Personal Development - Rebloom this Spring!
I try to be as in-tune with nature as someone who lives surrounded by pavement and skyscrapers can be. So during my morning walks, I become downright giddy when I see the first early buds peeking through my neighbors' postage-stamp-size gardens. As the season wears on, I start to wonder about what happens to those first blooming plants. By the time all the other flowers have caught up to them, they're shriveled and brown and nearly unrecognizable as those first, feisty harbingers of springtime.
I've always been fascinated by the notion of early bloomers as compared to late bloomers – not physically, but emotionally and in personal development. Some people start early and enjoy a meteoric ascent, while others take the slow burn until they find themselves. Personally, I've always been precocious. I spoke early – and several languages at that. I started babysitting and working weekend jobs while still in elementary school to fund my questionable fashion splurges. I enjoyed a series of successful careers while my friends were still trying to figure out their college majors. More recently though, my life has come to something of a screeching halt. Over the past few years, life threw me a series of particularly cruel curveballs, and for all intents and purposes I'm starting from scratch again. So am I an early bloomer or am I now a late bloomer? These days, I prefer to think of myself as a rebloomer.
In his book Late Bloomers, Brendan Gill offers portraits of 75 famous people ranging from artist Edward Hopper to James Bond creator Ian Fleming who found astounding success in the second half of their lives.

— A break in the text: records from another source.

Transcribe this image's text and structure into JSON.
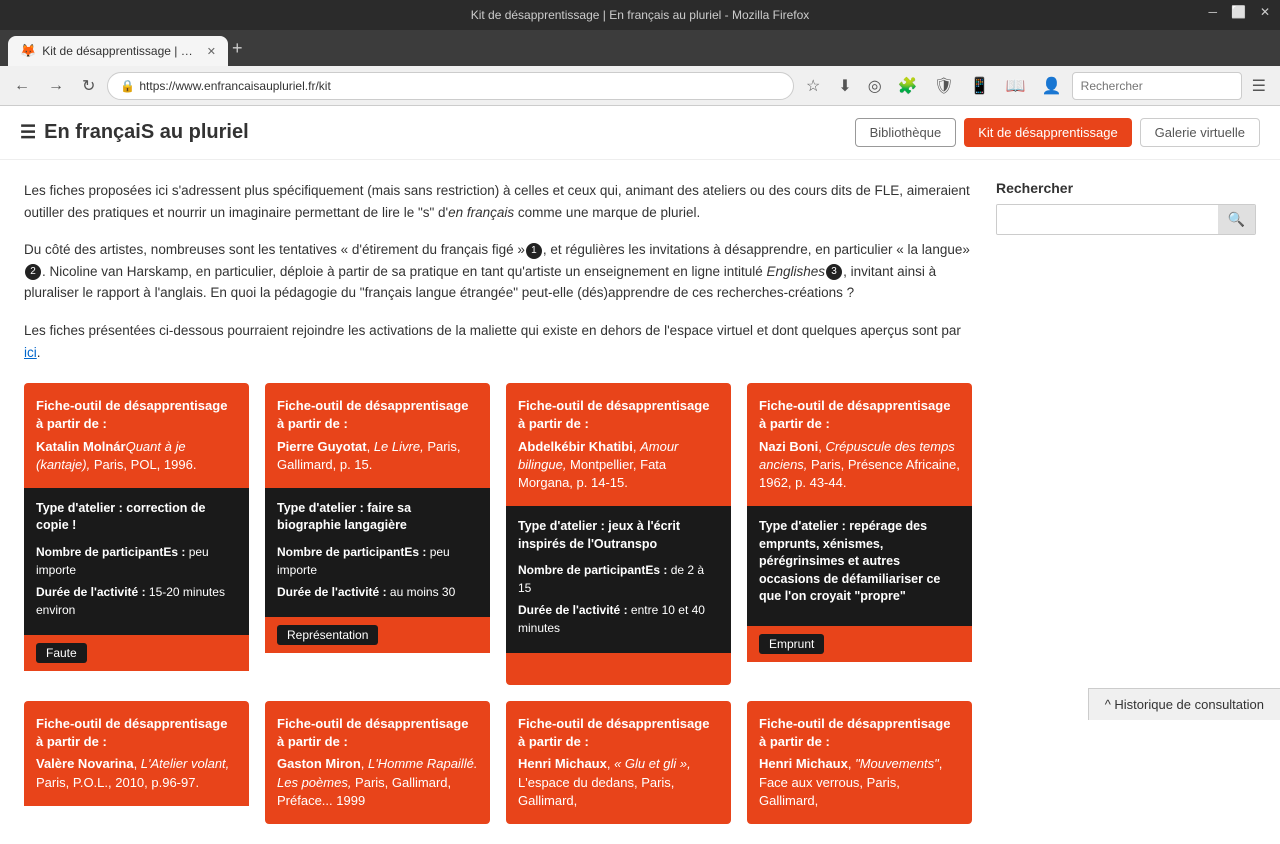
{
  "browser": {
    "titlebar_text": "Kit de désapprentissage | En français au pluriel - Mozilla Firefox",
    "tab_label": "Kit de désapprentissage | En ...",
    "address": "https://www.enfrancaisaupluriel.fr/kit",
    "search_placeholder": "Rechercher"
  },
  "site": {
    "title": "En françaiS au pluriel",
    "nav": [
      {
        "label": "Bibliothèque",
        "style": "outline"
      },
      {
        "label": "Kit de désapprentissage",
        "style": "active"
      },
      {
        "label": "Galerie virtuelle",
        "style": "outline"
      }
    ]
  },
  "intro": {
    "paragraph1": "Les fiches proposées ici s'adressent plus spécifiquement (mais sans restriction) à celles et ceux qui, animant des ateliers ou des cours dits de FLE, aimeraient outiller des pratiques et nourrir un imaginaire permettant de lire le \"s\" d'",
    "italic1": "en français",
    "paragraph1b": " comme une marque de pluriel.",
    "paragraph2a": "Du côté des artistes, nombreuses sont les tentatives « d'étirement du français figé »",
    "footnote1": "1",
    "paragraph2b": ", et régulières les invitations à désapprendre, en particulier « la langue»",
    "footnote2": "2",
    "paragraph2c": ". Nicoline van Harskamp, en particulier, déploie à partir de sa pratique en tant qu'artiste un enseignement en ligne intitulé ",
    "italic2": "Englishes",
    "footnote3": "3",
    "paragraph2d": ", invitant ainsi à pluraliser le rapport à l'anglais. En quoi la pédagogie du \"français langue étrangée\" peut-elle (dés)apprendre de ces recherches-créations ?",
    "paragraph3a": "Les fiches présentées ci-dessous pourraient rejoindre les activations de la maliette qui existe en dehors de l'espace virtuel et dont quelques aperçus sont par ",
    "link": "ici",
    "paragraph3b": "."
  },
  "sidebar": {
    "search_label": "Rechercher",
    "search_placeholder": ""
  },
  "cards_row1": [
    {
      "title": "Fiche-outil de désapprentisage à partir de :",
      "author_bold": "Katalin Molnár",
      "author_italic": "Quant à je (kantaje),",
      "author_rest": " Paris, POL, 1996.",
      "type": "Type d'atelier : correction de copie !",
      "info1_bold": "Nombre de participantEs :",
      "info1_rest": " peu importe",
      "info2_bold": "Durée de l'activité :",
      "info2_rest": " 15-20 minutes environ",
      "tag": "Faute"
    },
    {
      "title": "Fiche-outil de désapprentisage à partir de :",
      "author_bold": "Pierre Guyotat",
      "author_italic": "Le Livre,",
      "author_rest": " Paris, Gallimard, p. 15.",
      "type": "Type d'atelier : faire sa biographie langagière",
      "info1_bold": "Nombre de participantEs :",
      "info1_rest": " peu importe",
      "info2_bold": "Durée de l'activité :",
      "info2_rest": " au moins 30",
      "tag": "Représentation"
    },
    {
      "title": "Fiche-outil de désapprentisage à partir de :",
      "author_bold": "Abdelkébir Khatibi",
      "author_italic": "Amour bilingue,",
      "author_rest": " Montpellier, Fata Morgana, p. 14-15.",
      "type": "Type d'atelier : jeux à l'écrit inspirés de l'Outranspo",
      "info1_bold": "Nombre de participantEs :",
      "info1_rest": " de 2 à 15",
      "info2_bold": "Durée de l'activité :",
      "info2_rest": " entre 10 et 40 minutes",
      "tag": ""
    },
    {
      "title": "Fiche-outil de désapprentisage à partir de :",
      "author_bold": "Nazi Boni",
      "author_italic": "Crépuscule des temps anciens,",
      "author_rest": " Paris, Présence Africaine, 1962, p. 43-44.",
      "type": "Type d'atelier : repérage des emprunts, xénismes, pérégrinsimes et autres occasions de défamiliariser ce que l'on croyait \"propre\"",
      "info1_bold": "",
      "info1_rest": "",
      "info2_bold": "",
      "info2_rest": "",
      "tag": "Emprunt"
    }
  ],
  "cards_row2": [
    {
      "title": "Fiche-outil de désapprentisage à partir de :",
      "author_bold": "Valère Novarina",
      "author_italic": "L'Atelier volant,",
      "author_rest": " Paris, P.O.L., 2010, p.96-97.",
      "type": "",
      "info1_bold": "",
      "info1_rest": "",
      "info2_bold": "",
      "info2_rest": "",
      "tag": ""
    },
    {
      "title": "Fiche-outil de désapprentisage à partir de :",
      "author_bold": "Gaston Miron",
      "author_italic": "L'Homme Rapaillé. Les poèmes,",
      "author_rest": " Paris, Gallimard, Préface... 1999",
      "type": "",
      "info1_bold": "",
      "info1_rest": "",
      "info2_bold": "",
      "info2_rest": "",
      "tag": ""
    },
    {
      "title": "Fiche-outil de désapprentisage à partir de :",
      "author_bold": "Henri Michaux",
      "author_italic": "« Glu et gli »,",
      "author_rest": " L'espace du dedans, Paris, Gallimard,",
      "type": "",
      "info1_bold": "",
      "info1_rest": "",
      "info2_bold": "",
      "info2_rest": "",
      "tag": ""
    },
    {
      "title": "Fiche-outil de désapprentisage à partir de :",
      "author_bold": "Henri Michaux",
      "author_italic": "\"Mouvements\"",
      "author_rest": ", Face aux verrous,  Paris, Gallimard,",
      "type": "",
      "info1_bold": "",
      "info1_rest": "",
      "info2_bold": "",
      "info2_rest": "",
      "tag": ""
    }
  ],
  "history_bar": {
    "label": "^ Historique de consultation"
  }
}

But there doesn't have to be a specific age-related epiphany or right time to bloom to start again or start over better. Sure spring is a great time to pay attention to all the green things bursting forth, but it's also an amazing time to choose to rebloom at whatever age or stage you find yourself.